All four Bayan-Ulgii PCVs originally planned to work on Christmas. But when Tess and Alex’s work got canceled at the last minute, Jake and I decided to take off and celebrate with them. All of us were a little bit homesick at this time of year, and I don’t think it helped that we’d all been away from site for a significant portion of the month. We had a Holiday Turkey donated to us by Peace Corps staff, so we cooked an awesome dinner that kept us fed through the weekend. We followed it up with drinks (for the other three) and card games, those being a “weekends together in Ulgii” staple, then hung out and relaxed on Saturday. I also had the chance to talk to everyone in my family, and to open a care package that had been waiting at the post office most of the month.

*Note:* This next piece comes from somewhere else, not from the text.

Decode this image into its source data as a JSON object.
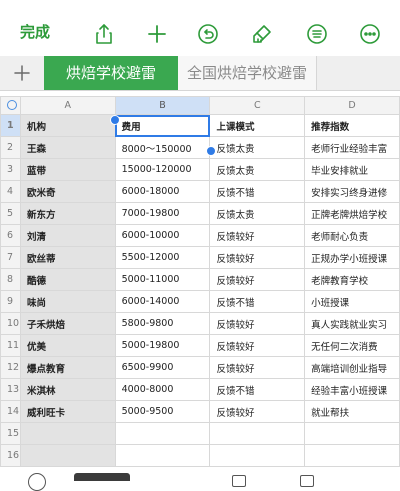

Usually, on Christmas Eve, I hang out with my dad and wrap a few last presents. Our neighborhood does a luminaria, and so around noon we go to our neighbor’s house to put candles in white paper bags. A few people drop the candles off up and down the street. After that, we go home and cook dinner — usually ham, veggies, mashed potatoes, crescent rolls, cranberry sauce, and baked apples, with French silk pie for dessert. As soon as it gets dark (by 5pm), we light the candles in front of our house, as well as any neighbors who haven’t got to theirs yet. Our house is at the top of a hill on a straight dead-end street, so you can see the whole street lit up and down.
After dinner, we bring our presents down and deposit them under the tree. When we were kids, we’d watch those classic Christmas claymation videos before bed — Rudolph and The Little Drummer Boy — but for the last few years we’ve foregone that to sit around and chat.

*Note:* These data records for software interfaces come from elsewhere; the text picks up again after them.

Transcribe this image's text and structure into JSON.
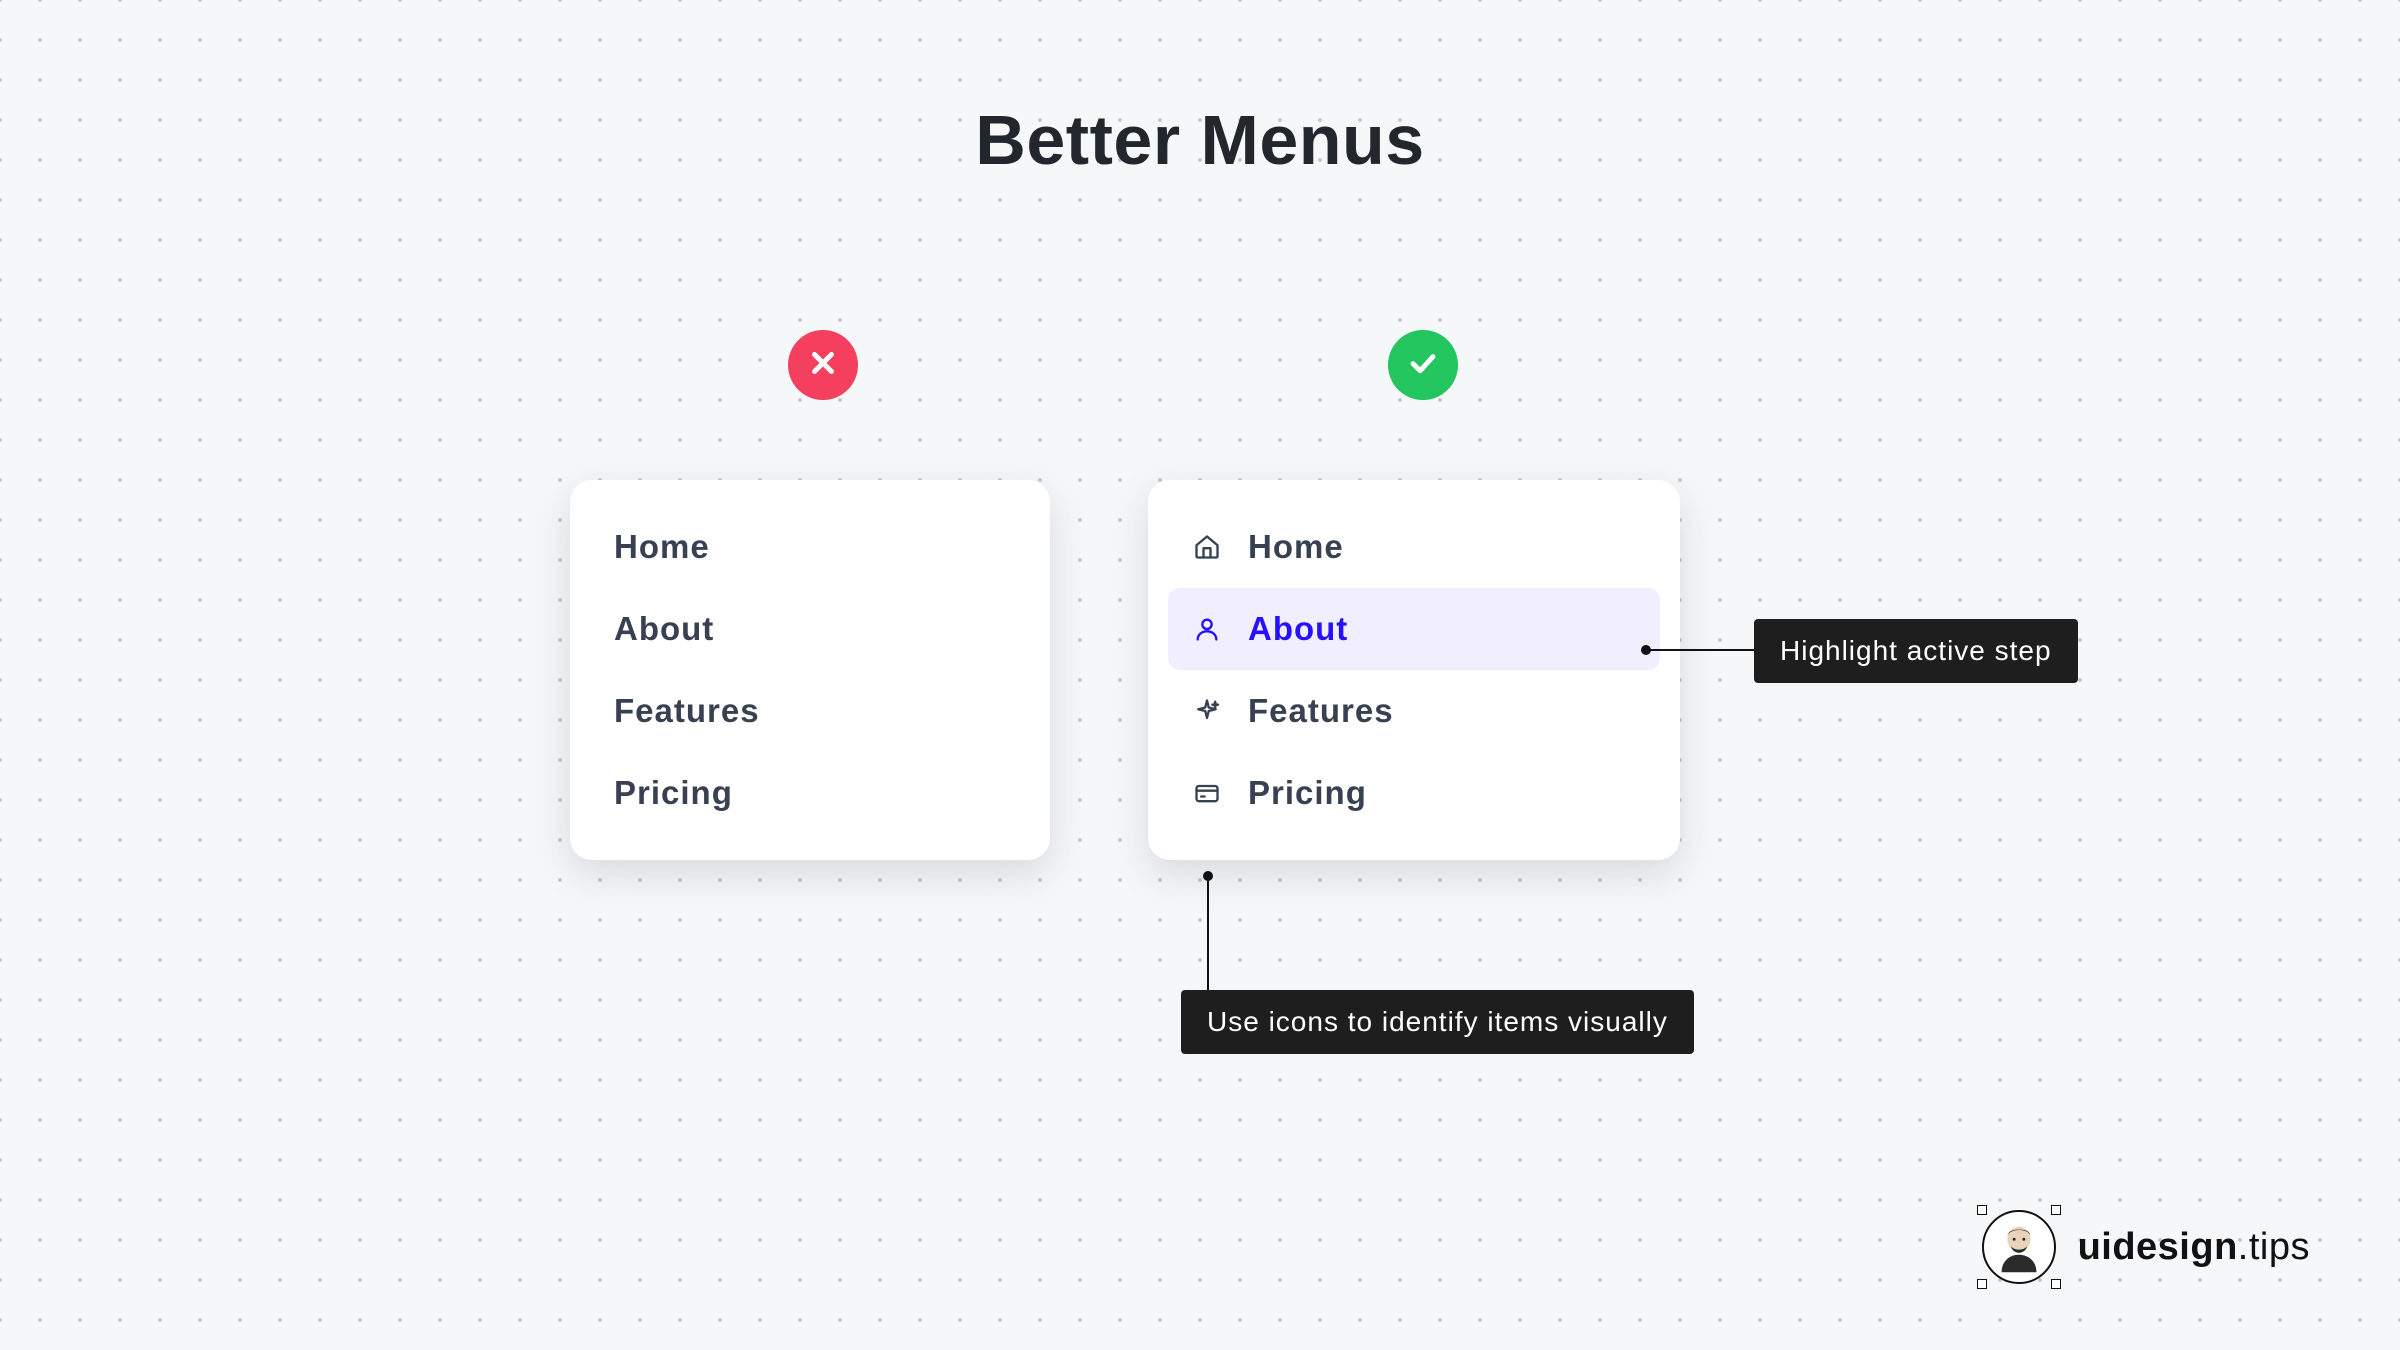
{
  "title": "Better Menus",
  "bad_menu": {
    "items": [
      "Home",
      "About",
      "Features",
      "Pricing"
    ]
  },
  "good_menu": {
    "items": [
      {
        "label": "Home",
        "icon": "home-icon",
        "active": false
      },
      {
        "label": "About",
        "icon": "user-icon",
        "active": true
      },
      {
        "label": "Features",
        "icon": "sparkle-icon",
        "active": false
      },
      {
        "label": "Pricing",
        "icon": "credit-card-icon",
        "active": false
      }
    ]
  },
  "callouts": {
    "highlight": "Highlight active step",
    "icons": "Use icons to identify items visually"
  },
  "credit": {
    "brand_bold": "uidesign",
    "brand_light": ".tips"
  }
}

On Christmas Day, we open presents with my dad and eat a big breakfast (cinnamon rolls are usually a staple). Around midmorning we head over to my mom’s, have another round of presents, and relax for the afternoon by the fire with Christmas songs on TV. My mom and stepdad make a delicious Christmas dinner (I missed barbeque ribs this year!) and we stuff ourselves silly to round off the holiday.

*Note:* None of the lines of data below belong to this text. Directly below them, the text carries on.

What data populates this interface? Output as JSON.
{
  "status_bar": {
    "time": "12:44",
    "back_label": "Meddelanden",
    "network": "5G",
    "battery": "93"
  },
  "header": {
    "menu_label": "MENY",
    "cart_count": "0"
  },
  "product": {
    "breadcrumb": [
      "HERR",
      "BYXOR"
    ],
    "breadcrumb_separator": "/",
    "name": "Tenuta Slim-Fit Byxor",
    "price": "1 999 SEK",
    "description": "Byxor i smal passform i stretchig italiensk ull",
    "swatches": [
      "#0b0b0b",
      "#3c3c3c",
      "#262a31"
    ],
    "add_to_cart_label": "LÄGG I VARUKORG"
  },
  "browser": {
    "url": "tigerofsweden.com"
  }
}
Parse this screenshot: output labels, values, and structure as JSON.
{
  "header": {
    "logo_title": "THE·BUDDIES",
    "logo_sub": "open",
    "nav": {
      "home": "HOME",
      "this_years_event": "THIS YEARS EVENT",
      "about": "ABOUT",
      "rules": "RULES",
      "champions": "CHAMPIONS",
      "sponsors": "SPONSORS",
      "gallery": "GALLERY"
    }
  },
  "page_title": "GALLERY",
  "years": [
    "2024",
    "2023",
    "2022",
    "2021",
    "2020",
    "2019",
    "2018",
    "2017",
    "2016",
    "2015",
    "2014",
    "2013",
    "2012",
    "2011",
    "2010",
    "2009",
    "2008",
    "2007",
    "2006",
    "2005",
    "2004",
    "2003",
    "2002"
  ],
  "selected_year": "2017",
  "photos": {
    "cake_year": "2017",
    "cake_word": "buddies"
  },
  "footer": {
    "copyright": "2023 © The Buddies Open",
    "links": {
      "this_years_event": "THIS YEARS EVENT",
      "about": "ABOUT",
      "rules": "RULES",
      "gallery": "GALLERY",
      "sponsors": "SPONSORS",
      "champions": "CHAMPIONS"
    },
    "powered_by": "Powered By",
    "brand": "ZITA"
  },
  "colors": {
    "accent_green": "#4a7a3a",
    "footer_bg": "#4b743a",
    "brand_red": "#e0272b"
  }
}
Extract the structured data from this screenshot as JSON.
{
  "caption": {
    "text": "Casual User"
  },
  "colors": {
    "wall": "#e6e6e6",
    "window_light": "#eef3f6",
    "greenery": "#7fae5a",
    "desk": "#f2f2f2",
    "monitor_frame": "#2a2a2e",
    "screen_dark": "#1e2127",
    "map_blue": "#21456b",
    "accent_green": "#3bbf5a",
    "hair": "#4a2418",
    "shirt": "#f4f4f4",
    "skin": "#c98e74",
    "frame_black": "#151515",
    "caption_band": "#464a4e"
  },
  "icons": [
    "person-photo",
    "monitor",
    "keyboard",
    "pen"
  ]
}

I finally went back to work on Monday. I learned that I’d missed the school’s Шинэ Жил (Shin Jil, or New Year’s) celebration, which had taken place the 23-25. Шинэ Жил is a Western import from the Soviet Union era, rather than a native new year’s tradition, and is celebrated by Kazakhs and Mongolians alike (though Kazakhs call it Жаңа Жыл – Janga Jil). I’m told that the school party features Father Winter — the Russian analogue to Santa Claus — with dancing, costumes, and skits. The adult parties, however, happen in banquet halls and restaurants, and almost every professional organization books one. They started while I was in UB (the conference rooms in our training venue were booked almost every evening), and my school had theirs Monday night.
It was your usual Kazakh party: We sat, chatted, and ate snacks (candy, fruit, cold salads, and the ubiquitous ham-cucumber-tomato plate); circle danced for a while; had an awards ceremony; danced more; ate cake; danced; ate meat; danced. Our school had hired famous singers from Khovd for one set of dances, and somebody dressed up as Santa Father Winter to hand out goodie bags with sweetbread, juice, and oranges to all the teachers. I’ve been having lung trouble since my stay in UB, so I couldn’t dance for long without coughing; parties aren’t much fun when you can neither dance nor make extended small talk, so I headed home before midnight.
Tonight, families will gather together and stay up til midnight to welcome the new year. While I would be welcome to spend another evening with any of the Westerners, I haven’t seen much of my CPs since I came back into town, and this is one tradition that I want to experience the Kazakh way. I’m super grateful to be invited to a CP’s house to celebrate.
See you all in 2016!